I think I physically winced on more than one occassion as I read through Jake’s report here.
He makes an interesting observation at the end:
However, none of the teams used any of the big modern frameworks. They’re mostly Wordpress & Drupal, with a lot of jQuery. It makes me feel like I’ve been in a bubble in terms of the technologies that make up the bulk of the web.
Yes! This! Contrary to what you might think reading through the latest and greatest tips and tricks from the front-end community, the vast majority of sites out there on the web are not being built with React, Vue, webpack or any other “modern” tools.
This is yet another great explainer from Ire. Tree shaking is one of those things that I thought I understood, but always had the nagging doubt that I was missing something. This article really helped clear things up for me.
Dave on the opaqueness of toolchains:
As toolchains grow and become more complex, unless you are expertly familiar with them, it’s very unclear what transformations are happening in our code. Tracking the differences between the input and output and the processes that code underwent can be overwhelming. When there’s a problem, it’s increasingly difficult to hop into the assembly line and diagnose the issue.
There’s a connection here to one of the biggest issues with what’s currently being labelled “AI”:
In the same way AI needs some design to show its work in how it came to its final answer, I feel that our automated build tools could use some help as well.
I really like this suggestion for making the invisble visible:
I sometimes wonder if Webpack or Gulp or [Insert Your Build Tool Here] could benefit from a Scratch-like interface for buildchains.
Push notifications explained using astrology. But don’t worry, there’s also some code, just in case you prefer your explanations to also include models that actually work.
I still find the landscape of build tools completely overwhelming, but I found this distinction to be a useful way of categorising the different kinds of build tools:
Build tools do two things:
- Install things
- Do things
So bower, npm and yarn install things, whereas grunt, gulp, and webpack do things.
This is a great free service for doing a bit of performance monitoring on your site. It uses WebPageTest and you do all the set up via a Github repo that then displays the results using Github Pages.
A Mac app for converting PNGs and JPEGs to WebP.

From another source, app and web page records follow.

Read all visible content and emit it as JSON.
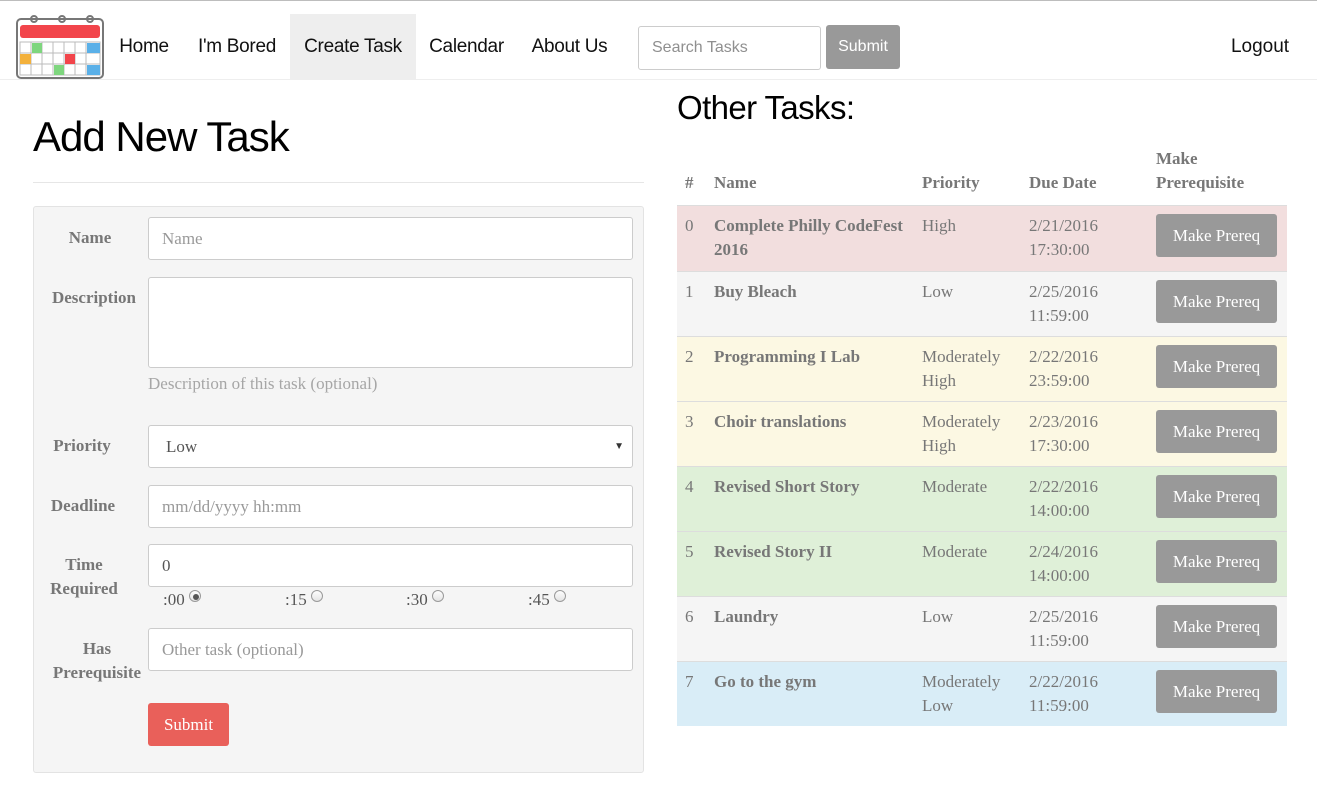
{
  "nav": {
    "links": [
      "Home",
      "I'm Bored",
      "Create Task",
      "Calendar",
      "About Us"
    ],
    "search_placeholder": "Search Tasks",
    "search_button": "Submit",
    "logout": "Logout"
  },
  "form": {
    "title": "Add New Task",
    "name_label": "Name",
    "name_placeholder": "Name",
    "description_label": "Description",
    "description_help": "Description of this task (optional)",
    "priority_label": "Priority",
    "priority_value": "Low",
    "deadline_label": "Deadline",
    "deadline_placeholder": "mm/dd/yyyy hh:mm",
    "time_label_1": "Time",
    "time_label_2": "Required",
    "time_value": "0",
    "time_options": [
      ":00",
      ":15",
      ":30",
      ":45"
    ],
    "time_selected": ":00",
    "prereq_label_1": "Has",
    "prereq_label_2": "Prerequisite",
    "prereq_placeholder": "Other task (optional)",
    "submit": "Submit"
  },
  "tasks": {
    "title": "Other Tasks:",
    "headers": {
      "num": "#",
      "name": "Name",
      "priority": "Priority",
      "due": "Due Date",
      "prereq_1": "Make",
      "prereq_2": "Prerequisite"
    },
    "button_label": "Make Prereq",
    "rows": [
      {
        "num": "0",
        "name": "Complete Philly CodeFest 2016",
        "priority": "High",
        "date": "2/21/2016",
        "time": "17:30:00",
        "color": "#f2dede"
      },
      {
        "num": "1",
        "name": "Buy Bleach",
        "priority": "Low",
        "date": "2/25/2016",
        "time": "11:59:00",
        "color": "#f5f5f5"
      },
      {
        "num": "2",
        "name": "Programming I Lab",
        "priority": "Moderately High",
        "date": "2/22/2016",
        "time": "23:59:00",
        "color": "#fcf8e3"
      },
      {
        "num": "3",
        "name": "Choir translations",
        "priority": "Moderately High",
        "date": "2/23/2016",
        "time": "17:30:00",
        "color": "#fcf8e3"
      },
      {
        "num": "4",
        "name": "Revised Short Story",
        "priority": "Moderate",
        "date": "2/22/2016",
        "time": "14:00:00",
        "color": "#dff0d8"
      },
      {
        "num": "5",
        "name": "Revised Story II",
        "priority": "Moderate",
        "date": "2/24/2016",
        "time": "14:00:00",
        "color": "#dff0d8"
      },
      {
        "num": "6",
        "name": "Laundry",
        "priority": "Low",
        "date": "2/25/2016",
        "time": "11:59:00",
        "color": "#f5f5f5"
      },
      {
        "num": "7",
        "name": "Go to the gym",
        "priority": "Moderately Low",
        "date": "2/22/2016",
        "time": "11:59:00",
        "color": "#d9edf7"
      }
    ]
  }
}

This strikes me as an eminently sensible idea by Emil: using the picture element to begin providing WebP alternatives to JPG.
Of course, picture-supporting browsers will have to adjust their decision-making algorithm to support this pattern.